(c) According to another objection to Norcross' Argument, purchasing and consuming factory-raised meat is not morally on a par with Fred's behavior because whereas Fred doesn't need to eat chocolate to be healthy, we need to eat meat in order to be healthy. We presented a reply to this objection in class. What was it?
In a popular comment, a New York Times reader wrote, "The bottom line is this: People have been consuming animals since people have existed." There is an argument for the permissibility of eating meat lurking here. Extract, Explain, and Evaluate that argument. (Extracting, Explaining, and Evaluating is just like Presenting, Explaining, and Evaluating an argument except that you yourself need to come up with the line-by-line statement of the argument for the first step.)
- (a) Present and explain Marquis' main argument. This will require identifying his main thesis, identifying his theory of the wrongness of killing, and explaining how that works (including explaining what is meant by 'future like ours').
(b) Why, according to Marquis' theory of the wrongness of killing, would it be wrong for me to kill you?
(c) (i) Explain the "Failure to Conceive" Objection to Marquis' argument against abortion. (ii) Explain why it fails.
(d) What is Paske's personhood account of the wrongness of killing? Be sure to explain what is meant by 'person' (you can use our definition from class), and to give helpful examples of persons and non-persons.
(e) Why, according to Paske's theory of the wrongness of killing, would it be wrong for me to kill you?

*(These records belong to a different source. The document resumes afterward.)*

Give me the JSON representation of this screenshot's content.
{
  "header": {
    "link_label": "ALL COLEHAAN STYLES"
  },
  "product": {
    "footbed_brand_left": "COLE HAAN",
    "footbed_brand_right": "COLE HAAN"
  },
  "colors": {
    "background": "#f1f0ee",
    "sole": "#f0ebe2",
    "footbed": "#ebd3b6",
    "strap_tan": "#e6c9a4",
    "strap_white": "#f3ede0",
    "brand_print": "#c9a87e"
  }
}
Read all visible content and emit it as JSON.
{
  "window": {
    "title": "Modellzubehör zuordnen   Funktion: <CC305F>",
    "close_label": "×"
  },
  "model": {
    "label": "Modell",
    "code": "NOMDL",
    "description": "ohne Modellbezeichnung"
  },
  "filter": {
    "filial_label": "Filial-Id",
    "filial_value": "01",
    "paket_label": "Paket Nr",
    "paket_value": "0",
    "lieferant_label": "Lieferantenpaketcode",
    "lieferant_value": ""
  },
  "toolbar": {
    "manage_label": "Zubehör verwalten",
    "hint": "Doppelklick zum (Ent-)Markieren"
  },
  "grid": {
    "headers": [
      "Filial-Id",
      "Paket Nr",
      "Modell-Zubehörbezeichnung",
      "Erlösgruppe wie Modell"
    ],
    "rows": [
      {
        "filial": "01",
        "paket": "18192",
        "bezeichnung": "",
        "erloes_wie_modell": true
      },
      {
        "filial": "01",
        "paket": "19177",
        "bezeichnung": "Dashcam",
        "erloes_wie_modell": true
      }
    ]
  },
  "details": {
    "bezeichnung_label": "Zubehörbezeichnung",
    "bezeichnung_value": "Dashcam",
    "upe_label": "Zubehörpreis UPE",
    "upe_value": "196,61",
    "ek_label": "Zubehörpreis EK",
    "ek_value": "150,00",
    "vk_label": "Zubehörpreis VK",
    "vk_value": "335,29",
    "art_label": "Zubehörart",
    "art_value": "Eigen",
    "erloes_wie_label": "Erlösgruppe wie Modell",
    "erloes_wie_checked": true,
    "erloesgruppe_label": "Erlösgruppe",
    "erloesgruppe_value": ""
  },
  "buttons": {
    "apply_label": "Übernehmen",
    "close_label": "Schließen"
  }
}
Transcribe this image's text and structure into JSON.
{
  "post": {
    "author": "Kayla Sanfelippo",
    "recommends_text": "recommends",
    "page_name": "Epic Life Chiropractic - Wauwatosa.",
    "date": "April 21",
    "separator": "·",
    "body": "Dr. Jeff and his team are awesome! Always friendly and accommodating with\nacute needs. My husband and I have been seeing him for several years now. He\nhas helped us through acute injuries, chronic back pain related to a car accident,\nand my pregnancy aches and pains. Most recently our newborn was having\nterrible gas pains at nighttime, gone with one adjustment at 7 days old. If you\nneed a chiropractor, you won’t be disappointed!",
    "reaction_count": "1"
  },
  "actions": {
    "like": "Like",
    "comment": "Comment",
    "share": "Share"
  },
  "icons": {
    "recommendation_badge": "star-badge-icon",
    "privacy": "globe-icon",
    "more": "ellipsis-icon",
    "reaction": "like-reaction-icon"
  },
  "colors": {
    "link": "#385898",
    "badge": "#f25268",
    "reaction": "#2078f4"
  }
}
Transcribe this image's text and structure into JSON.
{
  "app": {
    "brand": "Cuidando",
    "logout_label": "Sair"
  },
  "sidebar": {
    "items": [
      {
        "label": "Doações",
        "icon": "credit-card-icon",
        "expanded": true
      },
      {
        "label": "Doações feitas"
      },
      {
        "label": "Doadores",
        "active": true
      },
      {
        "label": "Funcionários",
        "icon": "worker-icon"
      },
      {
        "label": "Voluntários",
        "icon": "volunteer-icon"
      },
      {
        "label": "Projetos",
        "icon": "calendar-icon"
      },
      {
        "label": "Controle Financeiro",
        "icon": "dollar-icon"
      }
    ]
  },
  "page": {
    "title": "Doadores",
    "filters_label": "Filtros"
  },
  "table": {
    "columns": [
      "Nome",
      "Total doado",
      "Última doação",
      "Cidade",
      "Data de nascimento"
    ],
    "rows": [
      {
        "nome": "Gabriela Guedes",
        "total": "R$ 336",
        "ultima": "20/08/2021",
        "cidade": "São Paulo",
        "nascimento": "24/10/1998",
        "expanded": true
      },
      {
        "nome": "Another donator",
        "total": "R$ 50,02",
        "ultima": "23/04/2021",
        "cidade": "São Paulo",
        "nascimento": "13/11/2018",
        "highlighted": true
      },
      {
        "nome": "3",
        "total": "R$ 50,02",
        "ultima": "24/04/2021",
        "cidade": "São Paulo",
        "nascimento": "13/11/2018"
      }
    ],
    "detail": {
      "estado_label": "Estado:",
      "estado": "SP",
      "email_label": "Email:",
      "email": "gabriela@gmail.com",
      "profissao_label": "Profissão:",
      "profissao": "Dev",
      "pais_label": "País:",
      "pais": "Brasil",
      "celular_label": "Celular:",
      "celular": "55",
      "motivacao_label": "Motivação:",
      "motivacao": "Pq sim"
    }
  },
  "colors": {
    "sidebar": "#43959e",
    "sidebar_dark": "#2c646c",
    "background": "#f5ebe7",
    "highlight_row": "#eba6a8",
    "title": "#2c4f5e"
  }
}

(f) What does Paske's personhood account of the wrongness of killing imply about abortion, and why?
(g) Present, Explain, and Evaluate Paske's "Cat Person" Argument Against Marquis' FLO Theory.
- (a) (i) Present and Explain the Standard Anti-Abortion Argument as we formulated it in lecture. (ii) Which premise of this argument do most defenders of abortion try to attack? (iii) Which premise does Thomson call into question? (iv) How does she call it into question?
(b) Present Thomson’s Positive Argument for the permissibility of abortion.
(c) (i) According to the Responsibility Objection to Thomson’s Positive Argument, what is the morally relevant difference between a typical unwanted pregnancy and Famous Violinist that is supposed to undermine P2 of Thomson’s Positive Argument. (ii) Present a case that suggests that this difference is indeed a morally relevant difference. (iii) Evaluate this objection to Thomson’s argument.
- (a) What is the Compensation Principle? And what principle that we already studied in our course does this most resemble?
What is "the Historical Claim," as presented in Prof. Boonin's slave reparations lecture.
(c) What follows from these two claims (the Compensation Principle and the Historical Claim)?
How would or might Robinson bridge the gap from the answer to (c) to his desired conclusion -- namely, that present-day Americans owe reparations to present-day African-Americans. (Hint: this requires two distinct steps, one of which is an empirical claim and the other of which is a moral principle.)